Labour markets, human capital and inequality

Focus

  • Economic Survey of Argentina 2017

    Following years of unsustainable economic policies, Argentina has undertaken ambitious reforms. Further wide-ranging structural reforms are needed to respond to challenges still lying ahead. Protecting the poor and ensuring that growth is inclusive and sustainable are key priorities.

    Read more
  • Economic Survey of Luxembourg 2017

    Luxembourg is an advanced economy with the highest per capita income in the OECD, reflecting the dynamic services sector, notably in banking and other financial services.

    Read more
  • Economic Survey of Austria 2017

    Austria’s transition to a digital economy and society is progressing but is slower than in the most advanced economies.
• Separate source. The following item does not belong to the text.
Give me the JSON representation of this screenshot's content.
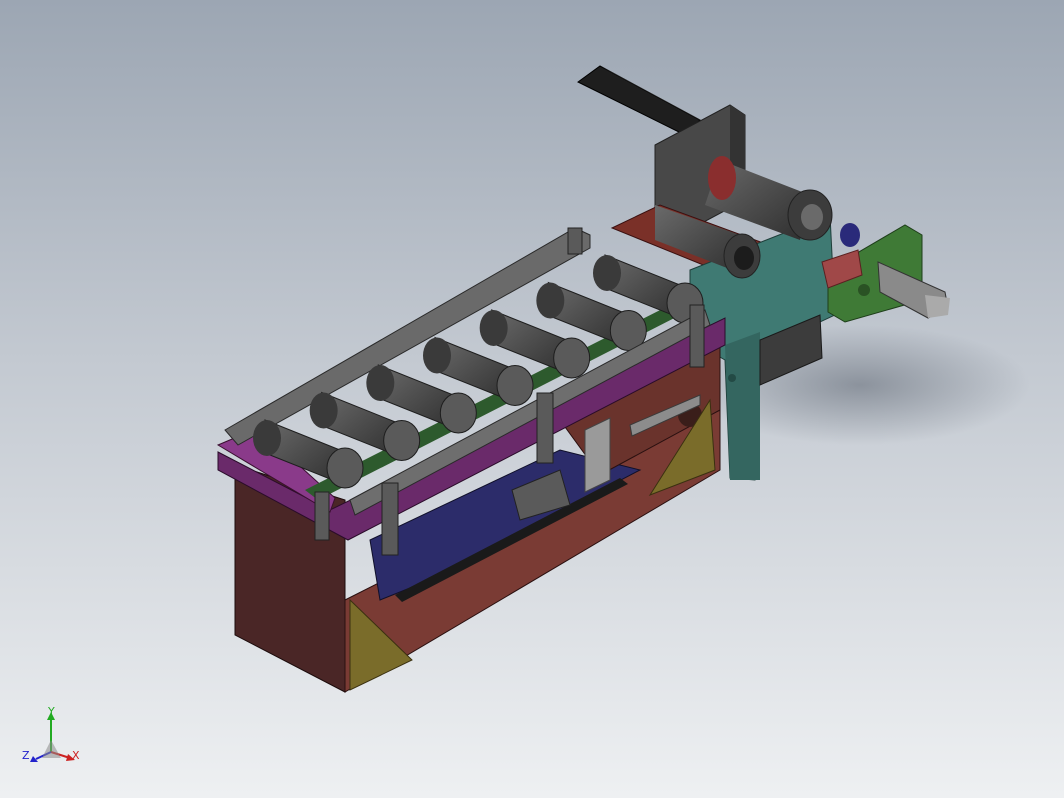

A whole-of-government approach should help embrace change and facilitate the flourishing of innovative businesses, work practices and lifestyles throughout Austria.
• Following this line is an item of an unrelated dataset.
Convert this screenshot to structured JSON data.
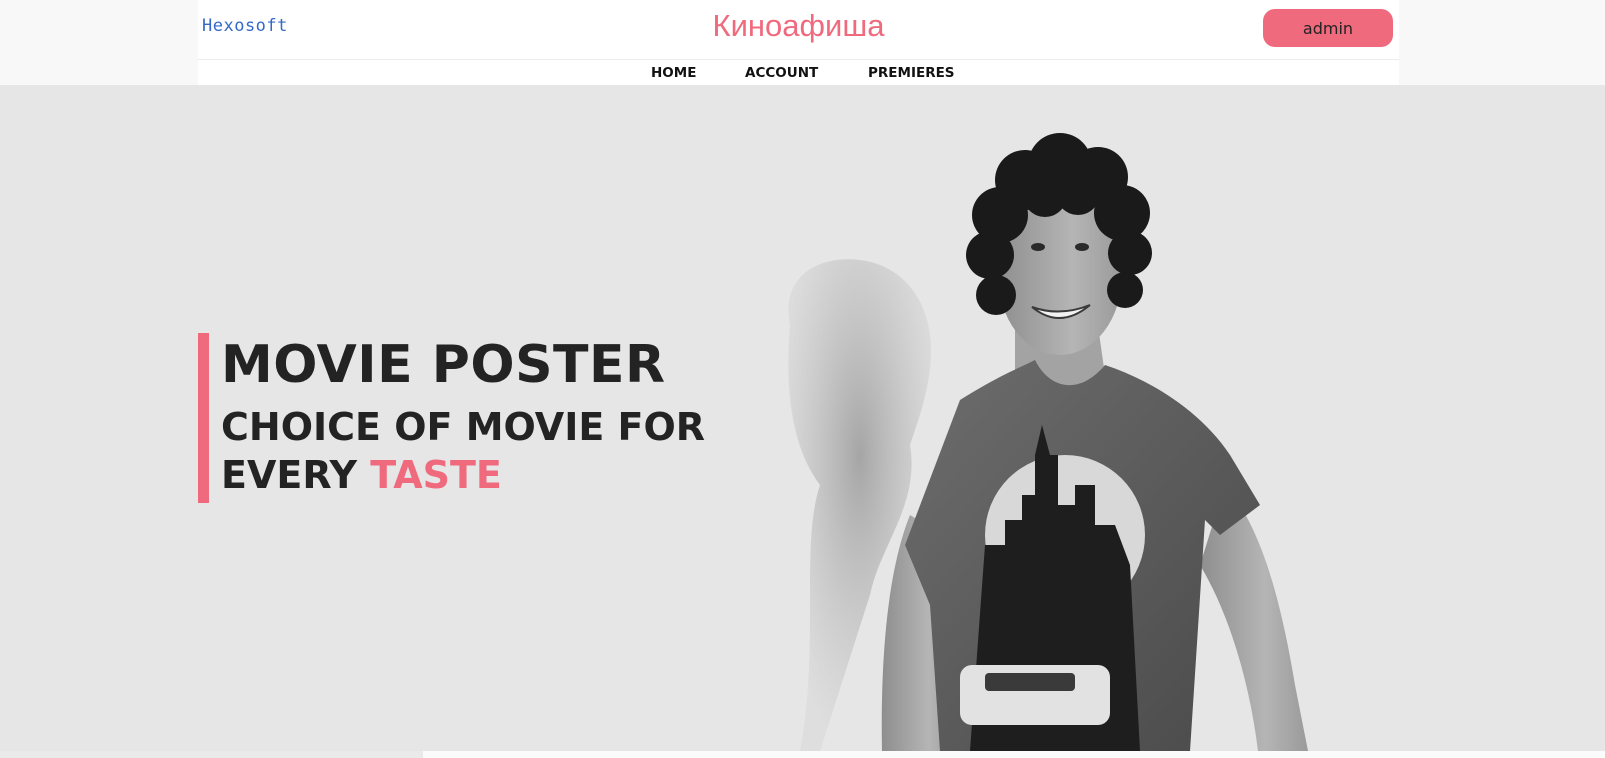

    Read more
 

Enhancing Economic Flexibility: What Is in It for Workers?

Reforms that boost growth by enhancing economic flexibility often meet strong opposition related to concerns that they may imply adverse consequences for categories of workers. This study investigates how making product or labour market regulation more flexible changes workers’ risks of moving out of employment and jobless people’s chances of becoming employed.

 

BlogPost: What do pro-competitive policies IMPLY for workers?

Less income inequality and more growth - Are they compatible?

Can both less income inequality and more growth be achieved? A recent OECD study sheds new light on the link between policies that boost growth and the distribution of income. It suggests that there are win-win policy options: raising human capital is key, various labour market reforms can help and taxation can be made more equitable and growth friendly. But there are also reforms that lead to a trade-off between growth and equity.